Agencies that really show why they are different: OscarMike & Zulu show us how its done

Tweet about this on TwitterShare on FacebookShare on Google+Share on LinkedInPin on PinterestEmail this to someone

It is one of the most exciting but equally challenging times to be working in the Agency business. The almost daily exponential growth in communications options thanks to the growth of technology, access, and creative acumen is staggering. However, this also creates an even greater challenge of finding a real point of differentiation and identifying a clear area of responsibility. Specialists in one area are developing work in other areas while agencies in those areas are developing work previously done by specialists. This is totally great because it elevates the creative bar through competition, but it also forces agencies to find ways of really showing why they deserve to be chosen over others.

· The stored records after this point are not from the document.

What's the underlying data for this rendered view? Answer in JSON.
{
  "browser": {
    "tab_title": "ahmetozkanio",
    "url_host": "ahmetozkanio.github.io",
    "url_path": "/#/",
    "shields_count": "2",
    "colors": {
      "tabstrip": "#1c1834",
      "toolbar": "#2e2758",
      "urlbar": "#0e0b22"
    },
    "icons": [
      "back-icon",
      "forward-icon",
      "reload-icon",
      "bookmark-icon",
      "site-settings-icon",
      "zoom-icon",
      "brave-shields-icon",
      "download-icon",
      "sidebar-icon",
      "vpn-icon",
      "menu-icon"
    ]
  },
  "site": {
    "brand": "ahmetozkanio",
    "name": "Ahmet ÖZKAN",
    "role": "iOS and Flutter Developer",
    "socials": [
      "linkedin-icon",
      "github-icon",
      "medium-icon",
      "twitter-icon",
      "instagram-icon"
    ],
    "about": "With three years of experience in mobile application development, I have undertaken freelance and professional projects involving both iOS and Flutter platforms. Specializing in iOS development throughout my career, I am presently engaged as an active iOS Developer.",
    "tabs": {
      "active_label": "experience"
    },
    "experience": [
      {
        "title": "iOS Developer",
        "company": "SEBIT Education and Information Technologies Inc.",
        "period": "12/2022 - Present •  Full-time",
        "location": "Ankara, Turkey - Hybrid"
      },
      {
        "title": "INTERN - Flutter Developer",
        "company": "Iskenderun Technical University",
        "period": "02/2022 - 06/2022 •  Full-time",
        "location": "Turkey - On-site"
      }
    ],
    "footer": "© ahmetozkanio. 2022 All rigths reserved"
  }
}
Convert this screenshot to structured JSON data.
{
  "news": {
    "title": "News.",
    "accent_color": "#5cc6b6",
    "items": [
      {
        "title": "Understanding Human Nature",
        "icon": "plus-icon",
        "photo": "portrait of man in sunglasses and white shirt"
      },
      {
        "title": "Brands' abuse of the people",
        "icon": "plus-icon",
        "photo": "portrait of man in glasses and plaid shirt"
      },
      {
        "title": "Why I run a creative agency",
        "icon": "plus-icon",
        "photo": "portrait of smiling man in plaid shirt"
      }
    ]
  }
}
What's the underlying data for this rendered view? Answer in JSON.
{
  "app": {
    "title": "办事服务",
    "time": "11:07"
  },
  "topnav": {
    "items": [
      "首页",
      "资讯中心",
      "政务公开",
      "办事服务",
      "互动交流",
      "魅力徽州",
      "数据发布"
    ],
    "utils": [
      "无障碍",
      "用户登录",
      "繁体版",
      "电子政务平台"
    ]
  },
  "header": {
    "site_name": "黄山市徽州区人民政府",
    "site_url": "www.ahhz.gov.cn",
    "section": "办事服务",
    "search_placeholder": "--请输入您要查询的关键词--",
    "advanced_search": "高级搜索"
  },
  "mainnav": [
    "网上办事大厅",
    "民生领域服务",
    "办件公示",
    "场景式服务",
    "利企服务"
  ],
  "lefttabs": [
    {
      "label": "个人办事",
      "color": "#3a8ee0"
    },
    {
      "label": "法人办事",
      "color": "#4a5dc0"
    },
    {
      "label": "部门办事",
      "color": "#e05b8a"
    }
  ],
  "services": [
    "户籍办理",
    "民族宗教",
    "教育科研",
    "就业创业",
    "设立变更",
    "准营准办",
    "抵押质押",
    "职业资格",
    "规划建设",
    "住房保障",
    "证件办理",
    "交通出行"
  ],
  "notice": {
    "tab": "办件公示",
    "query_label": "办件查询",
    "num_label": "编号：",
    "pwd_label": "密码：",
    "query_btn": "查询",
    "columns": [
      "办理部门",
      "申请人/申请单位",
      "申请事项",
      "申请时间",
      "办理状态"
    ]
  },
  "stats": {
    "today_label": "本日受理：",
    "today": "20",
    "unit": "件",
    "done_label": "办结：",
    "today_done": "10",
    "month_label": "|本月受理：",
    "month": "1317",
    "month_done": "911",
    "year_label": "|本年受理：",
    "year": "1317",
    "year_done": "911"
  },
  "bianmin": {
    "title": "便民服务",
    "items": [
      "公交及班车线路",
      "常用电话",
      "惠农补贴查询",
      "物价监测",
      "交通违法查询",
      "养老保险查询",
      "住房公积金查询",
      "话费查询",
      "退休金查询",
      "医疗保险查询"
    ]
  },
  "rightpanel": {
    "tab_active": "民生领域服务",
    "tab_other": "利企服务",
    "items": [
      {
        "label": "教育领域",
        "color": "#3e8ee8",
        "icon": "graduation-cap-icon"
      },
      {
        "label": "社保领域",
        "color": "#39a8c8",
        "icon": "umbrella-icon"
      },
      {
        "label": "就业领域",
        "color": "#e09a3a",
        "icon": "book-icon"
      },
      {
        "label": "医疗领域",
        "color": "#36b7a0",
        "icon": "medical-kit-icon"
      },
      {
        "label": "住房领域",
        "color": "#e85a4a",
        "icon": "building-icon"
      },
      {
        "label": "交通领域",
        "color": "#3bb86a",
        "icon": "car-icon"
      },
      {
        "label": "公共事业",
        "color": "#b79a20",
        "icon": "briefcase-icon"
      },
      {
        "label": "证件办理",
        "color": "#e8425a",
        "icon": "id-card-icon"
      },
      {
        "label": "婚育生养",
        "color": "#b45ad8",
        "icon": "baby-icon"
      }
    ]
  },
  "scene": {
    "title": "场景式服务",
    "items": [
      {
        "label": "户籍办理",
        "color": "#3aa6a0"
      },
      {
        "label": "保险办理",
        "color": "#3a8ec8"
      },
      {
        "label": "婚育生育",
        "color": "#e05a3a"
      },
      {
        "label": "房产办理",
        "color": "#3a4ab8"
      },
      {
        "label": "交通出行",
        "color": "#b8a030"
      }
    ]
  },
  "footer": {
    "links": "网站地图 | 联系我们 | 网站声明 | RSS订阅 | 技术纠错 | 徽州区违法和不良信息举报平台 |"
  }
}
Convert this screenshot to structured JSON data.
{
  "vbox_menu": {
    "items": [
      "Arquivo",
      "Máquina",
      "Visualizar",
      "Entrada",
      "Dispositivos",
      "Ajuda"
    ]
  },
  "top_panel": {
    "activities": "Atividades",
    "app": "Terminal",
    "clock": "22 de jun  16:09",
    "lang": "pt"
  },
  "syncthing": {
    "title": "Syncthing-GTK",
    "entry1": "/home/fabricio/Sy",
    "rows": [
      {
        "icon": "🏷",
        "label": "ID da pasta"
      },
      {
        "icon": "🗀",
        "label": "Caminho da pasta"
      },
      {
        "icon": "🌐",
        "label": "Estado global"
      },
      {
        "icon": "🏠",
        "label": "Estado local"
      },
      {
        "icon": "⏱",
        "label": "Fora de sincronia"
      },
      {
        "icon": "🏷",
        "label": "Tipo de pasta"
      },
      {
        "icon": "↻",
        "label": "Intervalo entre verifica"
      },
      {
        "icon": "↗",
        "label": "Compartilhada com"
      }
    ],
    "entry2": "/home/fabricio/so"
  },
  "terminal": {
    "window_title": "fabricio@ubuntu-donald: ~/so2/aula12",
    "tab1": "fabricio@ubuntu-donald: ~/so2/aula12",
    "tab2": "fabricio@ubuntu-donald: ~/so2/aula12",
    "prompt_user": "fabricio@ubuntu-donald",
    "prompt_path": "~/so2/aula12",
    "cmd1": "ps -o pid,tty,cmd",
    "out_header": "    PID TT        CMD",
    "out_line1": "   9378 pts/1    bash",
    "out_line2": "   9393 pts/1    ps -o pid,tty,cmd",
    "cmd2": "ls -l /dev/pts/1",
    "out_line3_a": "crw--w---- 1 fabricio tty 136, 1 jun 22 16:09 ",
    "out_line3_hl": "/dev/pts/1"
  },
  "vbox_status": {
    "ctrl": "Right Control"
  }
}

The main way of merchandizing ability is through case studies. This has been the way for a very long time. However, this has two considerations: First, the best work isn’t necessarily proof of capability because it sometimes hides other partners, the people that did the work (and may no longer be there), the perfect client and client environment; Second, it doesn’t say anything about agency focus, so it doesn’t help a client understand areas of expertise. So there are a few ways of tackling this: Be explicit about your area of focus but without limiting yourself to a creative discipline; or walking the talk in a way that is totally transparent and doesn’t take advantage of “brand love” categories. 
An agency that has found a very clear and inspiring point of difference that doesn’t limit it to developing just above-the-line or digital or event, etc. work is OscarMike. These guys can do it all and do so with unbelievable capability and creativity. They are also incredible fluid, transparent, and flexible to allow for excellence under any project or client situation (check out some of their work here). However, what I think makes them even more special is that they have found a very strong identity that they really live (they walk the talk): That they are a proud British agency that celebrates the relationship between England and France and specialize in work that reflects this sensibility. Not only do they have French clients but they have also written pop-culture books on the subject (See Facebook page on “Mediterranean Homesick Blues“). 
To bring this positioning to life they have developed a promotional CD that is anchored in iconic British pop-culture: “a re-designed version of the Beatles “Sgt. Pepper’s Lonely Hearts Club Band”. This cover was initially developed to celebrate the band’s favorite celebrities and icons. The “re-designed” cover celebrates the British and French pop-culture icons that most well-known in each country (check out the website here). The new work is served up in a quiz format that helps engage the reader and thus helps them get immersed in what makes OscarMike tick and their intimacy with both French and British creative and pop-culture. The only addition that would be nice is to have an actual soundtrack compliment the CD, perhaps through a playlist on Spotify. That way potential clients have an experience that they can carry with them and thus OscarMike has better chance of being top-of-mind long after the initial promotion was viewed.
The other example of an Agency initiative that brings to life its capability is from ZuluAlphaKilo, a Canadian agency. Instead of the typical case study, they found a way to show their abilities on any challenge, not just on brief of cool Brands. How? They developed a ThinkBox that applied their creativity to the challenges of everyday people. It is a great example of really walking the talk and giving potential clients transparency into how they work. Have a look at the video here.

Leave a Reply

Your email address will not be published.

You may use these HTML tags and attributes: <a href="" title=""> <abbr title=""> <acronym title=""> <b> <blockquote cite=""> <cite> <code> <del datetime=""> <em> <i> <q cite=""> <s> <strike> <strong>